**Task prompt:** Scan the lines below for "GivingDataProduction" and copy the matches.

>>>>>

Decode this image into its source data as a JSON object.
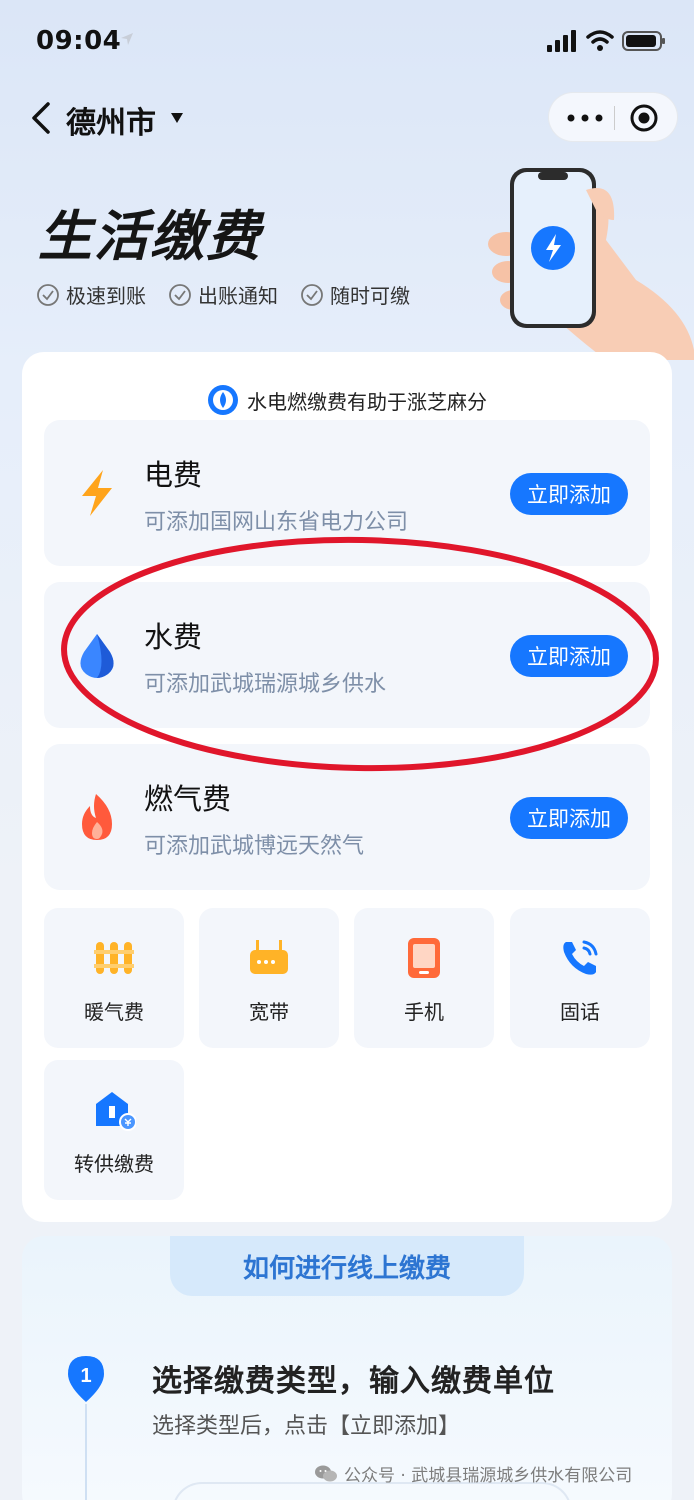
{
  "status_bar": {
    "time": "09:04"
  },
  "nav": {
    "city": "德州市"
  },
  "hero": {
    "title": "生活缴费",
    "features": [
      "极速到账",
      "出账通知",
      "随时可缴"
    ]
  },
  "main": {
    "sesame_tip": "水电燃缴费有助于涨芝麻分",
    "bills": [
      {
        "name": "电费",
        "desc": "可添加国网山东省电力公司",
        "button": "立即添加",
        "icon": "lightning-icon",
        "color": "#ffa41b"
      },
      {
        "name": "水费",
        "desc": "可添加武城瑞源城乡供水",
        "button": "立即添加",
        "icon": "water-drop-icon",
        "color": "#1677ff"
      },
      {
        "name": "燃气费",
        "desc": "可添加武城博远天然气",
        "button": "立即添加",
        "icon": "flame-icon",
        "color": "#ff5a3c"
      }
    ],
    "grid": [
      {
        "label": "暖气费",
        "icon": "radiator-icon"
      },
      {
        "label": "宽带",
        "icon": "router-icon"
      },
      {
        "label": "手机",
        "icon": "mobile-phone-icon"
      },
      {
        "label": "固话",
        "icon": "telephone-icon"
      },
      {
        "label": "转供缴费",
        "icon": "transfer-payment-icon"
      }
    ]
  },
  "howto": {
    "title": "如何进行线上缴费",
    "step_number": "1",
    "step_title": "选择缴费类型，输入缴费单位",
    "step_sub": "选择类型后，点击【立即添加】"
  },
  "watermark": "公众号 · 武城县瑞源城乡供水有限公司",
  "colors": {
    "accent": "#1677ff",
    "annotation": "#e0162b"
  }
}
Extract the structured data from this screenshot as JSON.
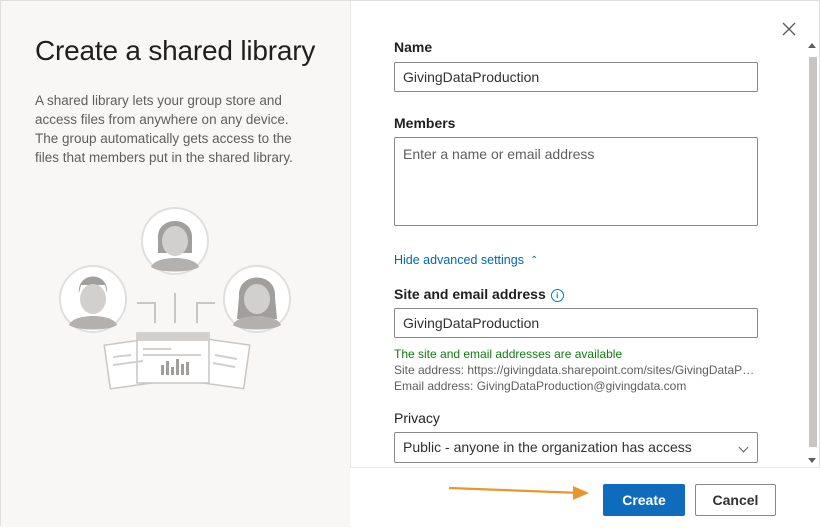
{
  "dialog": {
    "title": "Create a shared library",
    "description": "A shared library lets your group store and access files from anywhere on any device. The group automatically gets access to the files that members put in the shared library."
  },
  "form": {
    "name_label": "Name",
    "name_value": "GivingDataProduction",
    "members_label": "Members",
    "members_placeholder": "Enter a name or email address",
    "advanced_link": "Hide advanced settings",
    "site_label": "Site and email address",
    "site_value": "GivingDataProduction",
    "availability_message": "The site and email addresses are available",
    "site_address": "Site address: https://givingdata.sharepoint.com/sites/GivingDataProduction",
    "email_address": "Email address: GivingDataProduction@givingdata.com",
    "privacy_label": "Privacy",
    "privacy_value": "Public - anyone in the organization has access"
  },
  "footer": {
    "create_label": "Create",
    "cancel_label": "Cancel"
  },
  "colors": {
    "primary": "#0f6cbd",
    "link": "#0067b8",
    "success": "#107c10",
    "annotation_arrow": "#e8962e"
  },
  "icons": [
    "close-icon",
    "info-icon",
    "chevron-up-icon",
    "chevron-down-icon",
    "shared-library-illustration"
  ]
}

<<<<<

**Answer space:**
    "name_value": "GivingDataProduction",
    "site_value": "GivingDataProduction",
    "site_address": "Site address: https://givingdata.sharepoint.com/sites/GivingDataProduction",
    "email_address": "Email address: GivingDataProduction@givingdata.com",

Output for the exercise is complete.